To integrate dips into your workout routine effectively, consider the following tips and variations:

  • Incorporate dips as a compound movement in your upper body workout, targeting the chest, triceps, shoulders, and back muscles.
  • Perform dips after compound exercises like bench press or military press to ensure optimal muscle recruitment and prevent fatigue.
  • Alternate between chest dips (elbows flared outwards) and triceps dips (elbows close to the torso) to target different muscle groups and avoid plateaus.
  • Progressively increase the difficulty by adding weight using a dip belt or holding a dumbbell between your feet. This will challenge your muscles and promote growth.
  • For beginners, practice dips with your feet on the ground or use an assisted dip machine to build strength and confidence.
  • Incorporate paused reps, where you hold the bottom position for a few seconds, to increase time under tension and muscle activation.
  • Experiment with different grips, such as a neutral or overhand grip, to target various muscle groups and add variety to your workout.

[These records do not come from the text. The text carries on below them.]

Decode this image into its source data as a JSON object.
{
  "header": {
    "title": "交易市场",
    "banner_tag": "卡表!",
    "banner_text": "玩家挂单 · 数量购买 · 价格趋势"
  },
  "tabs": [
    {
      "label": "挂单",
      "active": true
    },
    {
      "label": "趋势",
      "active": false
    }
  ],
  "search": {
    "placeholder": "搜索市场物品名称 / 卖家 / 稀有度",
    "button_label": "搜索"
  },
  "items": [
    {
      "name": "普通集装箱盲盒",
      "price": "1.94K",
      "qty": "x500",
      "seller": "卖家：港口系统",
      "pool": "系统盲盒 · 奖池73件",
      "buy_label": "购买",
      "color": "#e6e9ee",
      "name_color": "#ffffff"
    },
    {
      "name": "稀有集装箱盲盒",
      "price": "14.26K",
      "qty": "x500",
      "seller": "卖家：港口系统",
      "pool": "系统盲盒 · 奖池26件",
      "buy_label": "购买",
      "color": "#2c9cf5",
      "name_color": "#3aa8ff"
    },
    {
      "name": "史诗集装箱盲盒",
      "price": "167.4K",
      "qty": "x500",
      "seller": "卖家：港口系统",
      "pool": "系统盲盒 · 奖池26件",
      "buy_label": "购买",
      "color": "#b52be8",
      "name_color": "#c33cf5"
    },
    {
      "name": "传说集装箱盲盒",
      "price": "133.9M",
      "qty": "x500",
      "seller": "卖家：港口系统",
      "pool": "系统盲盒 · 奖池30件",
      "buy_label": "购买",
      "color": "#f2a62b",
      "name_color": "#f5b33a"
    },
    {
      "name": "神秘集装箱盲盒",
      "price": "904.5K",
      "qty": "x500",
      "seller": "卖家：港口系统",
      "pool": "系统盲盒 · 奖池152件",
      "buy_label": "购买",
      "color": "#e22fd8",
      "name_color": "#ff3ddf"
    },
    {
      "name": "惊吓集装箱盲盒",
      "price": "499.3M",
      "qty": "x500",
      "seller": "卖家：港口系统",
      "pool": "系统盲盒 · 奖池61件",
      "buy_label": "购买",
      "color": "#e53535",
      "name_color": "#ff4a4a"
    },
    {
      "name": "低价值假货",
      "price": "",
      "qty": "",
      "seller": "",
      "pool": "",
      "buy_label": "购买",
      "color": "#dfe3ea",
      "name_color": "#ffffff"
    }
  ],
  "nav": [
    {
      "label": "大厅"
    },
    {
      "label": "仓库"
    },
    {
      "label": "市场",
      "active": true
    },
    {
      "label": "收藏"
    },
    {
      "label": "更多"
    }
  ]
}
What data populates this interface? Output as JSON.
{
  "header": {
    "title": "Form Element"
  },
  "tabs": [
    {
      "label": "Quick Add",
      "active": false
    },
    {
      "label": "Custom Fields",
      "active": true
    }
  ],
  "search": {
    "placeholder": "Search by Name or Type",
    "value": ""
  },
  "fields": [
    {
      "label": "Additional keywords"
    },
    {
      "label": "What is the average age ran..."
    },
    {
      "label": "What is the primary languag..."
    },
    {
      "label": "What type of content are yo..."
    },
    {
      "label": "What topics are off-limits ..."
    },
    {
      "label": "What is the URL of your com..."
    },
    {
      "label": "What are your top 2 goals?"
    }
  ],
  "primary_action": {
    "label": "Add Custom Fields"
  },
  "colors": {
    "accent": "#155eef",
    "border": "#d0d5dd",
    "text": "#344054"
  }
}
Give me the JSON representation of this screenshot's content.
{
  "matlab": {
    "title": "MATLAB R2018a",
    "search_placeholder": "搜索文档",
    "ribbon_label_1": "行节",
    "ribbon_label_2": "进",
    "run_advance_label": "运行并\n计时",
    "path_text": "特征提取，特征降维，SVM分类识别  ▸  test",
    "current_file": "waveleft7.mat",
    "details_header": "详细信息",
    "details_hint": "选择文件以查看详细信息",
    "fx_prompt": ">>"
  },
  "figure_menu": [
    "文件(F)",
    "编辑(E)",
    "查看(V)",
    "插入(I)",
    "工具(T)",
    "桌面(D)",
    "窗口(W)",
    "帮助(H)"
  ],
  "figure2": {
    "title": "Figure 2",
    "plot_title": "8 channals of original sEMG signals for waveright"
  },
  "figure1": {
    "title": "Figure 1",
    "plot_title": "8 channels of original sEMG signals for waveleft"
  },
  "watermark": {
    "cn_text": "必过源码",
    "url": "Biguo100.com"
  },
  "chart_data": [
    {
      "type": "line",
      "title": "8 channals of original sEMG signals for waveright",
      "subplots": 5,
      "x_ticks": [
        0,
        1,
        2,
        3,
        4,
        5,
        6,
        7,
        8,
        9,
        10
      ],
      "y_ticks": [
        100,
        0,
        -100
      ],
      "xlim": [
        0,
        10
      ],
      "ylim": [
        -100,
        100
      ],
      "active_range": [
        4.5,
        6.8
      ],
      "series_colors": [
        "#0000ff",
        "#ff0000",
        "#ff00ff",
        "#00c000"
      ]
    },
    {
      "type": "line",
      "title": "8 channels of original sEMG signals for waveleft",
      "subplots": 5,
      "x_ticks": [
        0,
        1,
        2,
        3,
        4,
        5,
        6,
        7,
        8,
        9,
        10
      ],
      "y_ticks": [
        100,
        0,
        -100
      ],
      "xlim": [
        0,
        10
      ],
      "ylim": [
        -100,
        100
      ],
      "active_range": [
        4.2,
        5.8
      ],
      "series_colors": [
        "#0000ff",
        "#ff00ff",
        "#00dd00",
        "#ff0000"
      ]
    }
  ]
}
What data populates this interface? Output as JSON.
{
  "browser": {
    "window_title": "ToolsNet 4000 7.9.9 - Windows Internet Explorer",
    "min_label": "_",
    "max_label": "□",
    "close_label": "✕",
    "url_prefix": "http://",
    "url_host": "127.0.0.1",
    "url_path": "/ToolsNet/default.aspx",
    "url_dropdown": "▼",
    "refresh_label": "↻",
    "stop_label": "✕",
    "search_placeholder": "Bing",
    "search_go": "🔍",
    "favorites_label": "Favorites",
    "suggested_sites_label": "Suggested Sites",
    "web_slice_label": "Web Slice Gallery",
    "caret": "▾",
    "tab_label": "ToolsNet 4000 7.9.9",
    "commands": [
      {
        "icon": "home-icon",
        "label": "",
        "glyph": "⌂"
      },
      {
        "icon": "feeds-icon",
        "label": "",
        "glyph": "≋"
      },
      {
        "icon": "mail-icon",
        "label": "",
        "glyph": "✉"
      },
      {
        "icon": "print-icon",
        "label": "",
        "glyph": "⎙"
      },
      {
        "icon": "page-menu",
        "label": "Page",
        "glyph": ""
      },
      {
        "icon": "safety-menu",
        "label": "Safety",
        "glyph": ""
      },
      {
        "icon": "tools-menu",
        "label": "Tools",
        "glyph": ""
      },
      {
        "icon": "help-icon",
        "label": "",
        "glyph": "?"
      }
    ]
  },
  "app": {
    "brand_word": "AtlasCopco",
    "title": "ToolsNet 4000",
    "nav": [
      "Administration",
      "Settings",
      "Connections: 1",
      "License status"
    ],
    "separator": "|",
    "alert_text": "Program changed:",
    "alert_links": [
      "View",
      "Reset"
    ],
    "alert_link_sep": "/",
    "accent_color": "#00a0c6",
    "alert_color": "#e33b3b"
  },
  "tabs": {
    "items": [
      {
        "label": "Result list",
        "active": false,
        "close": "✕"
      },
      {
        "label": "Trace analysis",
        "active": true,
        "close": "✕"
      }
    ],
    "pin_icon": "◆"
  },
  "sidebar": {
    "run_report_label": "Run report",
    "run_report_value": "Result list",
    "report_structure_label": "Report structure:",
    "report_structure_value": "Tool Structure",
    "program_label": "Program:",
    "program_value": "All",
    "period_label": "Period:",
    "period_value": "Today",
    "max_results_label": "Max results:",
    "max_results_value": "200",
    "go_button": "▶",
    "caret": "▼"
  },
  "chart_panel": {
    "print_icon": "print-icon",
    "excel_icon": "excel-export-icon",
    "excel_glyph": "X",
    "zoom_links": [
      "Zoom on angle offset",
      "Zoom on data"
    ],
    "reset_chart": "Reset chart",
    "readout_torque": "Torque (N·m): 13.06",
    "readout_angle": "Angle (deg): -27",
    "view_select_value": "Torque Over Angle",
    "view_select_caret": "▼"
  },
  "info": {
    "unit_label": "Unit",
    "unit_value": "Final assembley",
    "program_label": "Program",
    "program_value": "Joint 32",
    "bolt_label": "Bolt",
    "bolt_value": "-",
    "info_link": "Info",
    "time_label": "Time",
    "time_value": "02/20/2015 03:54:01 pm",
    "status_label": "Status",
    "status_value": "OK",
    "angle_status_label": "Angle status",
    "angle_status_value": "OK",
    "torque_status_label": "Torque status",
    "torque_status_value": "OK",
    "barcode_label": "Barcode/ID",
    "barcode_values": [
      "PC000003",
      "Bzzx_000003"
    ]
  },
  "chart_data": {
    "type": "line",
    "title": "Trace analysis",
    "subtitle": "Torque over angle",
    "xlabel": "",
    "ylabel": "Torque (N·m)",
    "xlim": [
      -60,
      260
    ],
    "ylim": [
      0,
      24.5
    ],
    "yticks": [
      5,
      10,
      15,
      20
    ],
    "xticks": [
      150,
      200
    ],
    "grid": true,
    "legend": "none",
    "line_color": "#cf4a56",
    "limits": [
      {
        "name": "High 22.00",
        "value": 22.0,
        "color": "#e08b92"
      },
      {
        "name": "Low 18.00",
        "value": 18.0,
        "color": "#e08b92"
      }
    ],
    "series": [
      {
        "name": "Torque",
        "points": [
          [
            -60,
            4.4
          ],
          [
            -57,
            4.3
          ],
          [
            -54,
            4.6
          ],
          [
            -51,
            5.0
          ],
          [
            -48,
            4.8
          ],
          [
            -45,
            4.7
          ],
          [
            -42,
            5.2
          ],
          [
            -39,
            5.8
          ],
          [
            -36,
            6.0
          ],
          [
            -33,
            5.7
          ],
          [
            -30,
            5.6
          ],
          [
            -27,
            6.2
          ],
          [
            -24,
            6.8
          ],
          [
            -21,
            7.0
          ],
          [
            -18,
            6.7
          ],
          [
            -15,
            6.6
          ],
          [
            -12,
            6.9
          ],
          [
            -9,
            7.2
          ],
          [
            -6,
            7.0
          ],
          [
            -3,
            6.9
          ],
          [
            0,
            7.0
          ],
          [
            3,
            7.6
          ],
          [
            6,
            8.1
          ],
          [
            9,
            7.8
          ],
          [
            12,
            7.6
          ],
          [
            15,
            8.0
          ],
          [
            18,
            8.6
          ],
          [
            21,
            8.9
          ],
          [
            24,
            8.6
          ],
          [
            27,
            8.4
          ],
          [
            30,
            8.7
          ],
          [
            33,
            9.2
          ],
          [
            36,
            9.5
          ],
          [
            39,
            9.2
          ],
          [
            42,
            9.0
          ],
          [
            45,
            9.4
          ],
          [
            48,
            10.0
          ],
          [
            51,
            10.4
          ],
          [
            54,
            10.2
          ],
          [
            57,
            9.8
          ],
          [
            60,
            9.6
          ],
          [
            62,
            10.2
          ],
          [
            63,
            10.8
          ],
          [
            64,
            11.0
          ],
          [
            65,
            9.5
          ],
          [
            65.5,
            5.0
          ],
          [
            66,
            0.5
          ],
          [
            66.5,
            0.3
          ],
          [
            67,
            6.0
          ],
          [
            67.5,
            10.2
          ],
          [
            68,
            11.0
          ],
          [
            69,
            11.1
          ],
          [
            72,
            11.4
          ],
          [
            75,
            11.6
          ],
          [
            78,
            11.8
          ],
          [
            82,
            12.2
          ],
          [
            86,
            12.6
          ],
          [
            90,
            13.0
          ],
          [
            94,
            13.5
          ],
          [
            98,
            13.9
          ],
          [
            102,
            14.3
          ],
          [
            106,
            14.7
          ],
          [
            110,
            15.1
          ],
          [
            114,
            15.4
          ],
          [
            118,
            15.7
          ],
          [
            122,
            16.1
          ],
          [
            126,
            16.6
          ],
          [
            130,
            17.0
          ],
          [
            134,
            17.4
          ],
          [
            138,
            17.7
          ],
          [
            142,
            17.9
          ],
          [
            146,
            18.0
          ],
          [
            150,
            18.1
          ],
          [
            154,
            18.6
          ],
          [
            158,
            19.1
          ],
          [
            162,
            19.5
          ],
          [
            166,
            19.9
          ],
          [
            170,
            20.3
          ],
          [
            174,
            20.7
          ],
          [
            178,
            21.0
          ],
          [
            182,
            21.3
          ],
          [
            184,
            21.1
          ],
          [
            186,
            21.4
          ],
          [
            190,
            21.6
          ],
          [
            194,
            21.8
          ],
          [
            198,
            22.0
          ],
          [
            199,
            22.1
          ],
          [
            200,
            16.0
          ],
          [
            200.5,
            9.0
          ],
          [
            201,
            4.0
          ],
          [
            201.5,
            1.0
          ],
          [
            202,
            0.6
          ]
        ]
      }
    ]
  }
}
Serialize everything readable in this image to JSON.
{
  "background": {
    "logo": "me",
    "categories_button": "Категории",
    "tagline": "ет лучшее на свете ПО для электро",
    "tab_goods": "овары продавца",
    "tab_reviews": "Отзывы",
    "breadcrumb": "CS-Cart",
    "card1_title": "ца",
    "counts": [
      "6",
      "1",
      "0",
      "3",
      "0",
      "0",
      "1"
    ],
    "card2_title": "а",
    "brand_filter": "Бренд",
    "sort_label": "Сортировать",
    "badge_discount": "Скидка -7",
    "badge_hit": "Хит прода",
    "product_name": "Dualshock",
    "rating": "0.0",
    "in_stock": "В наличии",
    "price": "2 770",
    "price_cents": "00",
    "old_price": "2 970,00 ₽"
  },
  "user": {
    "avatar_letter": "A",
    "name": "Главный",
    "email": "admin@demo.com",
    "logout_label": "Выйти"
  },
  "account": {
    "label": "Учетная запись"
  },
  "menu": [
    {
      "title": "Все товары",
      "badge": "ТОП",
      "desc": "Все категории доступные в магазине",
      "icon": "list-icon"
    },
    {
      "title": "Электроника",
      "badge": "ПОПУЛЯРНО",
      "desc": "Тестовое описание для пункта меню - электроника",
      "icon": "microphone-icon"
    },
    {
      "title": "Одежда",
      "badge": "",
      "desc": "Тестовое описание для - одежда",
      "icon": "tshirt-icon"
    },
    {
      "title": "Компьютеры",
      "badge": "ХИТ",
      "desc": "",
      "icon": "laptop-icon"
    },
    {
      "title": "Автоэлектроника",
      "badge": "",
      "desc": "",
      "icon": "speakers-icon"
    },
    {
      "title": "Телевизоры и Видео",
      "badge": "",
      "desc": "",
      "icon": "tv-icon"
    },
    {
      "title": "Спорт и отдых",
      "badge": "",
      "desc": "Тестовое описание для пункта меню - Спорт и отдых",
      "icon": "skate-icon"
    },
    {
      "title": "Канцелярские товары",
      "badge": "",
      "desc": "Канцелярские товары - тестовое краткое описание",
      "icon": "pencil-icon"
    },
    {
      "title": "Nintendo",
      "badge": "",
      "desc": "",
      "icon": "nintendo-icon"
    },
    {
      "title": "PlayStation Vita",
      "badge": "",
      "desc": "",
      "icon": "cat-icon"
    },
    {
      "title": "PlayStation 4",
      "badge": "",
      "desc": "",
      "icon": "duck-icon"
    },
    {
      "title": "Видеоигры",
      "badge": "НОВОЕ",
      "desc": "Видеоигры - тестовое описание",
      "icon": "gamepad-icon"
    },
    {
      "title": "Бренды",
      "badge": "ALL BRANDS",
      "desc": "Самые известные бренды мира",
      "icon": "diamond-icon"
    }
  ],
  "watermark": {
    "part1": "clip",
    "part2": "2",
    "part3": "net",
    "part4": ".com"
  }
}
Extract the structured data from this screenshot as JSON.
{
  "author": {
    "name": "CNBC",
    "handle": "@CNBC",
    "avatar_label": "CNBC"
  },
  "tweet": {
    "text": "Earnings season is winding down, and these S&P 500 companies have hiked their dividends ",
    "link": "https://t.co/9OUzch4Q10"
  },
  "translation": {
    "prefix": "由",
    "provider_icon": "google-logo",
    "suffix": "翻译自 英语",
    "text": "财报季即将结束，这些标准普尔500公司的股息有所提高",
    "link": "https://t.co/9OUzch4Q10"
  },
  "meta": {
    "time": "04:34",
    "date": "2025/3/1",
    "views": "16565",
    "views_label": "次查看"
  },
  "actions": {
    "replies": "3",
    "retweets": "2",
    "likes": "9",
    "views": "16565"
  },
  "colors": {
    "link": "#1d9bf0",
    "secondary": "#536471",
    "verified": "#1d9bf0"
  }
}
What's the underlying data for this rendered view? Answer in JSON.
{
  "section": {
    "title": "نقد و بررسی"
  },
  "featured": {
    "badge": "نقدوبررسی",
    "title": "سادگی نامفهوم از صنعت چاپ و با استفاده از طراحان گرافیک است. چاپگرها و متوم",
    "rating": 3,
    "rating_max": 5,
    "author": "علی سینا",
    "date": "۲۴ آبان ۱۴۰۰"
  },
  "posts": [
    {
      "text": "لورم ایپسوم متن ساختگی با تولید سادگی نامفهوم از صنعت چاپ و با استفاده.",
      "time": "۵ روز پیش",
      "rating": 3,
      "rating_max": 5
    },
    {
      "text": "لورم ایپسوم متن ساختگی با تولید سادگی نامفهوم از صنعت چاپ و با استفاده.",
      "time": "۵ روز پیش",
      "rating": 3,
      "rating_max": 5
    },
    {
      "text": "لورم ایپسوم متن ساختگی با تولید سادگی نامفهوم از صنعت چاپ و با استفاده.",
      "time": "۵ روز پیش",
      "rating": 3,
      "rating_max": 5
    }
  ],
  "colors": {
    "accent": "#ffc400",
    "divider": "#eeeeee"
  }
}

Precautions and Common Mistakes: Ensuring Safe and Effective Dips

When performing dips, it’s crucial to be aware of common mistakes and take necessary precautions to ensure a safe and productive workout. Here are some points to consider:

  • Avoid using momentum: Swinging or kicking your legs to lift your body can lead to improper form and reduced muscle engagement. Focus on controlling your descent and ascent with your upper body muscles.
  • Maintain proper shoulder positioning: Keep your shoulders down and away from your ears throughout the exercise to prevent impingement and injury. Engage your back muscles to support your shoulders.
  • Control your range of motion: Lowering yourself too far or bouncing at the bottom of the movement can strain your shoulders. Aim for a 90-degree angle at the elbow joint and avoid going beyond that point.
  • Use appropriate weight: Adding too much weight too soon can lead to improper form and injury. Gradually increase the weight as you build strength and confidence.
  • Warm-up and cool-down: Properly warm up your muscles before starting your dips workout and cool down afterwards to prevent injury and promote recovery.
  • Consult a professional: If you’re new to dips or have any pre-existing shoulder or wrist issues, consult a fitness professional or physical therapist to ensure you’re performing the exercise correctly and safely.